4. Publication Decisions: The editor board journal is responsible for deciding which of the articles submitted to the journal should be published. The validation of the work in question and its importance to researchers and readers must always drive such decisions. The editors may be guided by the policies of the journal's editorial board and constrained by such legal requirements as shall then be in force regarding libel, copyright infringement and plagiarism. The editors may confer with other editors or reviewers in making this decision.
5. Review of Manuscripts: The editor must ensure that each manuscript is initially evaluated by the editor for originality. The editor should organise and use peer review fairly and wisely. Editors should explain their peer review processes in the information for authors and also indicate which parts of the journal are peer reviewed. The editor should use appropriate peer reviewers for papers that are considered for publication by selecting people with sufficient expertise and avoiding those with conflicts of interest.

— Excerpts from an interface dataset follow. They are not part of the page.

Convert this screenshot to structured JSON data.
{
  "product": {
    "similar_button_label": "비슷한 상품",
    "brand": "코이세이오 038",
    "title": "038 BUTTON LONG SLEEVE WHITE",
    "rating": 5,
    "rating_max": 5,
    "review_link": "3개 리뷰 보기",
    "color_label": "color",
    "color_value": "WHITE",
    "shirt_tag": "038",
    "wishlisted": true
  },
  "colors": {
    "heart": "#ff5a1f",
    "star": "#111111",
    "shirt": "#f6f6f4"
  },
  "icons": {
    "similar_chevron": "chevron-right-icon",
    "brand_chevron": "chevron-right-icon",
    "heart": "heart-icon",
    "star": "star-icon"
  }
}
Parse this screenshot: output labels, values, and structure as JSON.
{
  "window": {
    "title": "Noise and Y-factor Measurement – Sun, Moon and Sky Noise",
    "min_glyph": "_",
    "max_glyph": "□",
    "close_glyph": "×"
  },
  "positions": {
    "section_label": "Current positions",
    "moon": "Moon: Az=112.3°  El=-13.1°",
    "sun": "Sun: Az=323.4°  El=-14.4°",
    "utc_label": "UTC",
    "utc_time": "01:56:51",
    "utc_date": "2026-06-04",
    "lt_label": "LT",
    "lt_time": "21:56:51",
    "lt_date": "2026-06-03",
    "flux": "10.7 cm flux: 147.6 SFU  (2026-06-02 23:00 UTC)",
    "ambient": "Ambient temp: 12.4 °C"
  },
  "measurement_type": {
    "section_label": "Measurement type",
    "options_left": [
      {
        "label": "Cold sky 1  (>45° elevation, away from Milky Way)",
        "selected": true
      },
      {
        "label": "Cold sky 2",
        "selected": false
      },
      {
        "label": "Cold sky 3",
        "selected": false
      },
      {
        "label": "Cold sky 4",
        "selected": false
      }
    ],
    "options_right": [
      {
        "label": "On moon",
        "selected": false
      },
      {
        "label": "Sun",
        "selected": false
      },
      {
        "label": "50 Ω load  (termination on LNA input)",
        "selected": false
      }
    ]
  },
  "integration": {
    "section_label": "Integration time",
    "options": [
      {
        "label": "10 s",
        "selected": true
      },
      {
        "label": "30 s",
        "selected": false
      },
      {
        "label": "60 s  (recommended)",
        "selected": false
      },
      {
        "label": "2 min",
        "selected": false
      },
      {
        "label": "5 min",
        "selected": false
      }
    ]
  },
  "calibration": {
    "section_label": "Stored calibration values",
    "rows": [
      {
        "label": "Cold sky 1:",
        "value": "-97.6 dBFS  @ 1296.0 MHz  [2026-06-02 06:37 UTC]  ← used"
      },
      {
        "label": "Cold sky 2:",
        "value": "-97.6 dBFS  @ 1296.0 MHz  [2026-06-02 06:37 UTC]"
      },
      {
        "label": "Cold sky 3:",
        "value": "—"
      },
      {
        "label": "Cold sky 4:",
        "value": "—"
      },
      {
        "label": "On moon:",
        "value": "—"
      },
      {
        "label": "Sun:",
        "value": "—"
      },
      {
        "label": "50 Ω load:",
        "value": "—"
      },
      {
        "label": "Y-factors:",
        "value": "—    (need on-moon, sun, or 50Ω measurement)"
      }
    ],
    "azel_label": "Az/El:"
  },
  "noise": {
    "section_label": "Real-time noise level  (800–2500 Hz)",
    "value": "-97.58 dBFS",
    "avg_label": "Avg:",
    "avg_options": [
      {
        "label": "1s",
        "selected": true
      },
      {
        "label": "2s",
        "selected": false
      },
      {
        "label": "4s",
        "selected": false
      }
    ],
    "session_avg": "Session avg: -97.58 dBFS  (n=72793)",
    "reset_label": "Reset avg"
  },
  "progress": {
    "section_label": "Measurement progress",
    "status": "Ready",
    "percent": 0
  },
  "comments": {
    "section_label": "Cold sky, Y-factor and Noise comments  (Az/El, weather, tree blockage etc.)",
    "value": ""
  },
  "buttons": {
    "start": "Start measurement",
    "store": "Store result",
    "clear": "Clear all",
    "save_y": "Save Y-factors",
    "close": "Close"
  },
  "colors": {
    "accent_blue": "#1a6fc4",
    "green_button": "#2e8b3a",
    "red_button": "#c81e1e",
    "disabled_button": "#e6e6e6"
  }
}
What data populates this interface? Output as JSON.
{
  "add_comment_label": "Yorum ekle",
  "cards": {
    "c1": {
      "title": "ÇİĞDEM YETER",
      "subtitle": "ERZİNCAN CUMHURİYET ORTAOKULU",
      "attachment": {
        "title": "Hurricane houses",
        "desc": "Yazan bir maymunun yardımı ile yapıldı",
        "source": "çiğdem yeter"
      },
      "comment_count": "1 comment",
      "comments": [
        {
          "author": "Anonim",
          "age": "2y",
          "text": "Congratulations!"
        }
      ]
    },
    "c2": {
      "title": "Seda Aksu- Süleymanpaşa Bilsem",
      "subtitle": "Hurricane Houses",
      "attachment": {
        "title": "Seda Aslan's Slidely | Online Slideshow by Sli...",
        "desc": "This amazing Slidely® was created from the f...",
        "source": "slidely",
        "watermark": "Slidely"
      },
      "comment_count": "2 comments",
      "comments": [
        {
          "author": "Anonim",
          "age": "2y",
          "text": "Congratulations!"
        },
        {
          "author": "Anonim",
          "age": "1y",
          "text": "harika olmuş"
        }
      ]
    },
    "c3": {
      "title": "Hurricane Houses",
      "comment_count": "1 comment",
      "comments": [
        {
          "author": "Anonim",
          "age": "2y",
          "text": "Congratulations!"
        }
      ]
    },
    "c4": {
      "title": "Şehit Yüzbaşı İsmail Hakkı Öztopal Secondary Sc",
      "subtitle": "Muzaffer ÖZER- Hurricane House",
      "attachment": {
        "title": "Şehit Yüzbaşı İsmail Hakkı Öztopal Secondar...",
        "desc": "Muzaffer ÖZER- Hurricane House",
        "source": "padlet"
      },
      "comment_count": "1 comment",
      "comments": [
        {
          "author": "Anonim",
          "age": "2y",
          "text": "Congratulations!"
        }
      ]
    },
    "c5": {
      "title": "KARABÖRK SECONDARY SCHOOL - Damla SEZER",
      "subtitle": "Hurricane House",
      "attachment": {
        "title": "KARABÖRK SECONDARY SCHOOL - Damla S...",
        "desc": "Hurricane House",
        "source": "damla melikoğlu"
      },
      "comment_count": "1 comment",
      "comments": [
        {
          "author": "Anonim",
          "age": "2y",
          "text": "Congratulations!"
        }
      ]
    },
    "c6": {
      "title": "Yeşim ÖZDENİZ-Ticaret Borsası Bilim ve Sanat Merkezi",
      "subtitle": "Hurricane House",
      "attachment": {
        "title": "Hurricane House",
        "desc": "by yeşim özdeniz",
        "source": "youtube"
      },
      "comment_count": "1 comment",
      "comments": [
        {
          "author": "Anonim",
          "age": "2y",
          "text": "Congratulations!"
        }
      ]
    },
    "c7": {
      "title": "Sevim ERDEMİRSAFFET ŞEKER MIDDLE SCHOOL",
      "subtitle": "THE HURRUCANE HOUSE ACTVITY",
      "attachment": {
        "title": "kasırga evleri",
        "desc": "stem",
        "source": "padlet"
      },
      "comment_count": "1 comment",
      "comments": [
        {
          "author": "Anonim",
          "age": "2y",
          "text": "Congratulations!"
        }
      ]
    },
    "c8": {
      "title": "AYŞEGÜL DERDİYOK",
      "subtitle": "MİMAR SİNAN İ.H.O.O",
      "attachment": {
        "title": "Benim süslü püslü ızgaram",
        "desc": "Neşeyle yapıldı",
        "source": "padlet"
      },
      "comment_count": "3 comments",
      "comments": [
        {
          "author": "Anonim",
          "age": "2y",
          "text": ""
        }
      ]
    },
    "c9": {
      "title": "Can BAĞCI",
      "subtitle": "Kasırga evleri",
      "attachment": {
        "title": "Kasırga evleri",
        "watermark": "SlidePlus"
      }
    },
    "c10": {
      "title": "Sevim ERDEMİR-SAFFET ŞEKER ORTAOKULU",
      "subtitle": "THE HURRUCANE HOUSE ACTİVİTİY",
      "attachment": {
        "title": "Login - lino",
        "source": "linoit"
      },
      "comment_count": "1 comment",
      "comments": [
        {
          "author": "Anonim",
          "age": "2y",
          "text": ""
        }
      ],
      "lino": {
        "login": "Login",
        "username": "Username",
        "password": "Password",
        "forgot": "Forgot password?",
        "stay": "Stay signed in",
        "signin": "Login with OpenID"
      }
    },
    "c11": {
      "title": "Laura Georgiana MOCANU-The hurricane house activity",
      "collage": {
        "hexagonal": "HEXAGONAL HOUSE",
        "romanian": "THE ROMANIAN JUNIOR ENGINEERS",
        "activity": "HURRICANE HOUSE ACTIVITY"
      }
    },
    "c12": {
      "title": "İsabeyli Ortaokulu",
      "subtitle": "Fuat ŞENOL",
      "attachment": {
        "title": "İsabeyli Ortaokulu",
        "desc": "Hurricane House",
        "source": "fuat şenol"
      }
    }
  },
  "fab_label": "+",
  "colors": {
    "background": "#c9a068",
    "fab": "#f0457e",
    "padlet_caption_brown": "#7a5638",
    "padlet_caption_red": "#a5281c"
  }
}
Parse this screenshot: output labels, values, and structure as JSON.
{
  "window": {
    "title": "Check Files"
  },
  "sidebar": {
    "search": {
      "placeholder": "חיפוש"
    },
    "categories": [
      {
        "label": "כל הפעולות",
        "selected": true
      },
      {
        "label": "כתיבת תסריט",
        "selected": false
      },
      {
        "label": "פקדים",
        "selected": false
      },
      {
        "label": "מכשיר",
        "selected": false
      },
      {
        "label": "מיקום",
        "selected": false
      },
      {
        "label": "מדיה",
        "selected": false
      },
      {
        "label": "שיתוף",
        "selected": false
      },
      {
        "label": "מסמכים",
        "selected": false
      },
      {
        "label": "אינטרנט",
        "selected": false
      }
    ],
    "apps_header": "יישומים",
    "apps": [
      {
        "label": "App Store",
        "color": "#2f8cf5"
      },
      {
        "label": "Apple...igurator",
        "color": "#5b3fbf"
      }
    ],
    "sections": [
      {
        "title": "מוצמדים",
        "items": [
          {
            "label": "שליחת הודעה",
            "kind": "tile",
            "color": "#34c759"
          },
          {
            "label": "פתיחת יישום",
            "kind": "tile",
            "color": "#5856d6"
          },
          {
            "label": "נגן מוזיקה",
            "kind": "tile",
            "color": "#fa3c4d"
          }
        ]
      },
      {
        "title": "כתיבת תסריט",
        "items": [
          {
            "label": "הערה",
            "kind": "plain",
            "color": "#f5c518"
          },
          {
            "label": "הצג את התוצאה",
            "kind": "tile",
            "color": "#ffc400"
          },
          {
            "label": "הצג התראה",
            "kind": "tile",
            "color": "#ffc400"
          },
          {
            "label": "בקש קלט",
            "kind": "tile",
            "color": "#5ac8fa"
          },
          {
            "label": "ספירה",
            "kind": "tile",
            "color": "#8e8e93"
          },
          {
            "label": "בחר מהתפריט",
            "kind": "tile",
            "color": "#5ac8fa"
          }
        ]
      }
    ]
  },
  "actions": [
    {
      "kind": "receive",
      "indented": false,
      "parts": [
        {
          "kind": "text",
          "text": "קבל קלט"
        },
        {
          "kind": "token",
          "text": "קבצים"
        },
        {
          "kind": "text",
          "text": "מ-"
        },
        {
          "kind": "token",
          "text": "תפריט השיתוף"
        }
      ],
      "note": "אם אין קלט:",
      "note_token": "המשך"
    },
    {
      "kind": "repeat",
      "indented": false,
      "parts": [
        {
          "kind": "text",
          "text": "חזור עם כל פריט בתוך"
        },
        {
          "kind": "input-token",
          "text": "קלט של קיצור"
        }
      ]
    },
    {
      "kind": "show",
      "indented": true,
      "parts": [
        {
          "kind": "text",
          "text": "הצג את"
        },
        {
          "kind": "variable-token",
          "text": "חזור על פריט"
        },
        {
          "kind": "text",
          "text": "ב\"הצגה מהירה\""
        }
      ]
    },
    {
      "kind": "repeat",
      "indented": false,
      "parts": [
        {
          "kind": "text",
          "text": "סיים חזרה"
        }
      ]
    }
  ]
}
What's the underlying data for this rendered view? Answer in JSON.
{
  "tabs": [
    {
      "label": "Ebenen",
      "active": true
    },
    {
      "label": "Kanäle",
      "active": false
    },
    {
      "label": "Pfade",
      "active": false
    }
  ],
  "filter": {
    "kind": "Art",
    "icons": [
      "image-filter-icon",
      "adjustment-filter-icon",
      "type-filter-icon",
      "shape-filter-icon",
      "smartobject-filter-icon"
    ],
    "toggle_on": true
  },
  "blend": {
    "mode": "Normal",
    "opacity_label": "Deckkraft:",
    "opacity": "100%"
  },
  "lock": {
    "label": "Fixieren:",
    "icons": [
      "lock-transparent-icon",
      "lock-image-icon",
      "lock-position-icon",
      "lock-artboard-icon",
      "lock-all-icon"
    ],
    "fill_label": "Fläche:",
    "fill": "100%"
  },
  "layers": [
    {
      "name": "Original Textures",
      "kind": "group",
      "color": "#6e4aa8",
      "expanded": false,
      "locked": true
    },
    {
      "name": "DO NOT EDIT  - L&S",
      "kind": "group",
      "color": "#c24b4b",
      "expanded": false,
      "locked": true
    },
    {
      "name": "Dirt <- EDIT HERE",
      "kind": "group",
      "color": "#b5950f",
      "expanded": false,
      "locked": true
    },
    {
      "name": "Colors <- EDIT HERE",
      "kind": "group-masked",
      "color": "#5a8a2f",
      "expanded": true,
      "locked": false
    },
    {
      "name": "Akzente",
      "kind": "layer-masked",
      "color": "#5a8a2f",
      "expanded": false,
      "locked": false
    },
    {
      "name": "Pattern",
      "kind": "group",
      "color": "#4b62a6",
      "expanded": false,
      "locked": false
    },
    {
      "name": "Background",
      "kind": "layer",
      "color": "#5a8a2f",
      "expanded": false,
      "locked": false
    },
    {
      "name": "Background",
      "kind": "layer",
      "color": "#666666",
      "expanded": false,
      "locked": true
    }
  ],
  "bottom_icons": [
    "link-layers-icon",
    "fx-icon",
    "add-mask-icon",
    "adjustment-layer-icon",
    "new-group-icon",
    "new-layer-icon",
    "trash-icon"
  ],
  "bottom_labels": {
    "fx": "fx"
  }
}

Duties of Reviewers
1. Contribution to Editorial Decisions: Peer review assists the editor in making editorial decisions and through the editorial communications with the author may also assist the author in improving the paper.
2. Promptness: Any selected referee who feels unqualified to review the research reported in a manuscript or knows that its prompt review will be impossible should notify the editor and excuse himself from the review process
3. Standards of Objectivity: Reviews should be conducted objectively. Personal criticism of the author is inappropriate. Referees should express their views clearly with supporting arguments.
4. Confidentiality: Any manuscripts received for review must be treated as confidential documents. They must not be shown to or discussed with others except as authorised by the editor.
5. Disclosure and Conflict of Interest: Privileged information or ideas obtained through peer review must be kept confidential and not used for personal advantage. Reviewers should not consider manuscripts in which they have conflicts of interest resulting from competitive, collaborative, or other relationships or connections with any of the authors, companies, or institutions connected to the papers.
6. Acknowledgement of Sources: Reviewers should identify relevant published work that has not been cited by the authors. Any statement that an observation, derivation, or argument had been previously reported should be accompanied by the relevant citation. A reviewer should also call to the editor's attention any substantial similarity or overlap between the manuscript under consideration and any other published paper of which they have personal knowledge.